share|improve this answer
    
yep, my mistake "and" was the one I should be using. That'll explain why "-o" didn't work when I tried it earlier; I just thought it was applicable only to if statements when it gave me an error. Thank you very much for your prompt response! –  Smitty Nov 23 '11 at 8:50
    
Note: this is not POSIX and so not portable. –  Matvey Aksenov Nov 23 '11 at 10:41

There are 2 correct and portable ways to achieve what you want.
Good old shell syntax:

while [ "$guess" != 5 ] && [ "$guess" != 10 ]; do

And bash syntax (as you specify):

while [[ "$guess" != 5 && "$guess" != 10 ]]; do
share|improve this answer
    
Thanks for taking the time to let me know, I noticed now I wasn't bracketing off the two statements and that was why it wasn't working. –  Smitty Dec 6 '11 at 11:23

The portable and robust way is to use a case statement instead. If you are not used to it, it might take a few looks just to wrap your head around the syntax.

while true; do
    case $guess in 5 | 10) break ;; esac
    echo Your answer is $guess. This is incorrect. Please try again.
    echo -n "What is your guess? "
    read guess  # not $guess
done

I used while true but you could in fact use the case statement there directly. It gets hairy to read and maintain, though.

while case $guess in 5 | 10) false;; *) true;; esac; do ...
share|improve this answer
    
Thank you for taking the time to answer! I'll take a look into this when I'm on my *nix but next :) –  Smitty Dec 6 '11 at 11:21

Your Answer

 
discard

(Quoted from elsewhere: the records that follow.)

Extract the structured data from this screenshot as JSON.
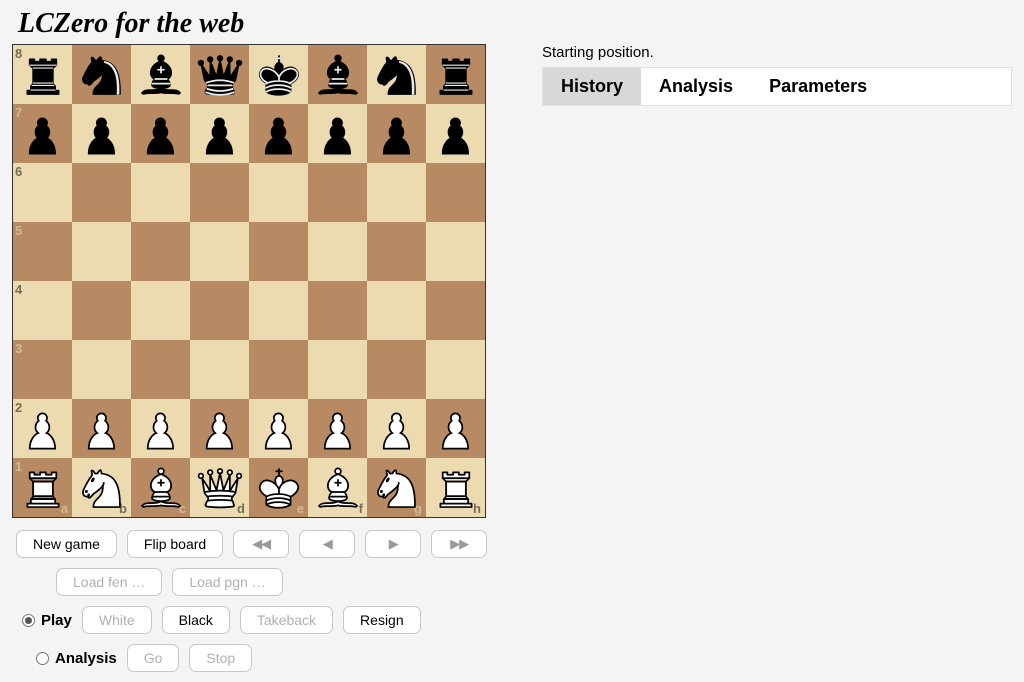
{
  "title": "LCZero for the web",
  "status": "Starting position.",
  "tabs": {
    "history": "History",
    "analysis": "Analysis",
    "parameters": "Parameters",
    "active": "history"
  },
  "buttons": {
    "newgame": "New game",
    "flip": "Flip board",
    "first": "◀◀",
    "prev": "◀",
    "next": "▶",
    "last": "▶▶",
    "loadfen": "Load fen …",
    "loadpgn": "Load pgn …",
    "white": "White",
    "black": "Black",
    "takeback": "Takeback",
    "resign": "Resign",
    "go": "Go",
    "stop": "Stop"
  },
  "modes": {
    "play": "Play",
    "analysis": "Analysis",
    "selected": "play"
  },
  "ranks": [
    "8",
    "7",
    "6",
    "5",
    "4",
    "3",
    "2",
    "1"
  ],
  "files": [
    "a",
    "b",
    "c",
    "d",
    "e",
    "f",
    "g",
    "h"
  ],
  "board_fen": "rnbqkbnr/pppppppp/8/8/8/8/PPPPPPPP/RNBQKBNR",
  "colors": {
    "light": "#ecdab0",
    "dark": "#b88a63"
  },
  "position": [
    [
      "r",
      "n",
      "b",
      "q",
      "k",
      "b",
      "n",
      "r"
    ],
    [
      "p",
      "p",
      "p",
      "p",
      "p",
      "p",
      "p",
      "p"
    ],
    [
      "",
      "",
      "",
      "",
      "",
      "",
      "",
      ""
    ],
    [
      "",
      "",
      "",
      "",
      "",
      "",
      "",
      ""
    ],
    [
      "",
      "",
      "",
      "",
      "",
      "",
      "",
      ""
    ],
    [
      "",
      "",
      "",
      "",
      "",
      "",
      "",
      ""
    ],
    [
      "P",
      "P",
      "P",
      "P",
      "P",
      "P",
      "P",
      "P"
    ],
    [
      "R",
      "N",
      "B",
      "Q",
      "K",
      "B",
      "N",
      "R"
    ]
  ]
}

By posting your answer, you agree to the privacy policy and terms of service.

Not the answer you're looking for? Browse other questions tagged or ask your own question.